By clicking here you can view, print or download the fully artworked Digital Edition of BfK 194 May 2012 .
‘Thou shalt not suffer a witch to live’: these words from Exodus chapter twenty-two, infuse Laura Powell’s clever and ambitious new fantasy adventure Burn Mark.
The book is set in an alternative contemporary England, very similar to our world, except that the obsession with witches is as strong as it was in the fifteenth century when the Malleus Maleficarum was required reading for all members of the Inquisition.
But in this version of our world witches are real and have genuine powers. They are required to declare themselves to the government and to submit to strict controls, even wearing metal collars or bridles, and are regarded with suspicion by their neighbours, both feared and despised. Step out of line, and the threat of death at the stake (albeit ‘humanely’ administered) remains.

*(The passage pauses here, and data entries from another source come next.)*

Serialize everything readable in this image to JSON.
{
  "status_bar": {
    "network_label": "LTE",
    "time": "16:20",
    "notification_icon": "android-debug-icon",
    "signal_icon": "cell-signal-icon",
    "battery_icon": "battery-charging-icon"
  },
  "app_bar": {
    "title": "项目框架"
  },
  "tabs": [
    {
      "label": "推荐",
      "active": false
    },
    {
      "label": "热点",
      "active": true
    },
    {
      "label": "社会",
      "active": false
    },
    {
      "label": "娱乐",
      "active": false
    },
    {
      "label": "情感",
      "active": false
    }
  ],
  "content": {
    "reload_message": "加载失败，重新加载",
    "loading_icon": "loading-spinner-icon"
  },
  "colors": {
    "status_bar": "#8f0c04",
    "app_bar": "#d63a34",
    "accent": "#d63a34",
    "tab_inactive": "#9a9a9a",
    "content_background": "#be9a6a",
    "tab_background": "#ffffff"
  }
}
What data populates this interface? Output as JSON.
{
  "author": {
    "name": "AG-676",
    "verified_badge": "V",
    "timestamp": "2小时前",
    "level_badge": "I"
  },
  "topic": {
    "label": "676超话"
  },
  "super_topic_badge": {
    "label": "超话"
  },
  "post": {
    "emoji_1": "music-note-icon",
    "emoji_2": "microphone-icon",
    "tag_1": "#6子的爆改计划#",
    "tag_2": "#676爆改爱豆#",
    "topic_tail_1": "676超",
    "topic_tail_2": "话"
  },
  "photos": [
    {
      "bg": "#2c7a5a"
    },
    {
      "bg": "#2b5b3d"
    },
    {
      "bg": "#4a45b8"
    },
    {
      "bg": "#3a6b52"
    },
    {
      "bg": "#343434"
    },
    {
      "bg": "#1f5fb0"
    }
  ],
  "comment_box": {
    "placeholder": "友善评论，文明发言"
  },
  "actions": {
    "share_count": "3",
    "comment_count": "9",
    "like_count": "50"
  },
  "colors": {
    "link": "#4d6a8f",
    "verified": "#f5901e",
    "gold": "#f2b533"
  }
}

In the lower echelons of society, however, witches’ special powers are more valued. Here witch families are gangland lords, running criminal operations, and occasionally waging turf wars against other covens. They have their own sets of rules that in their different way are just as restrictive. Powell evokes an atmosphere of noir very well indeed; it’s both appealing and frightening, and she captures the glamour and the squalour, the thrill and boredom of a life of crime.
Her central characters are two young people, who both discover their fae powers at the same time: Glory is the daughter of one of the most powerful East End covens, and has been praying all her life for witch powers; Lucas is the privileged son of one of the most powerful of the Inquisitors and the discovery of his witch mark comes as a terrible blow, one that will change the path of his life completely.
Offered the chance to redeem himself by working undercover for the Inquisition Lucas goes into the underworld and with a sceptical Glory uncovers a complex conspiracy against witches. This weaves together political intrigue and acts of terrorism with personal, family betrayals. It’s gripping, the parallels with our own society are obvious but never heavy handed. At times the complexity threatens to overwhelm the reader but the strong, attractive characters of Lucas and Glory at the centre pull it all together.
This is a smart, unusual and very effective paranormal adventure.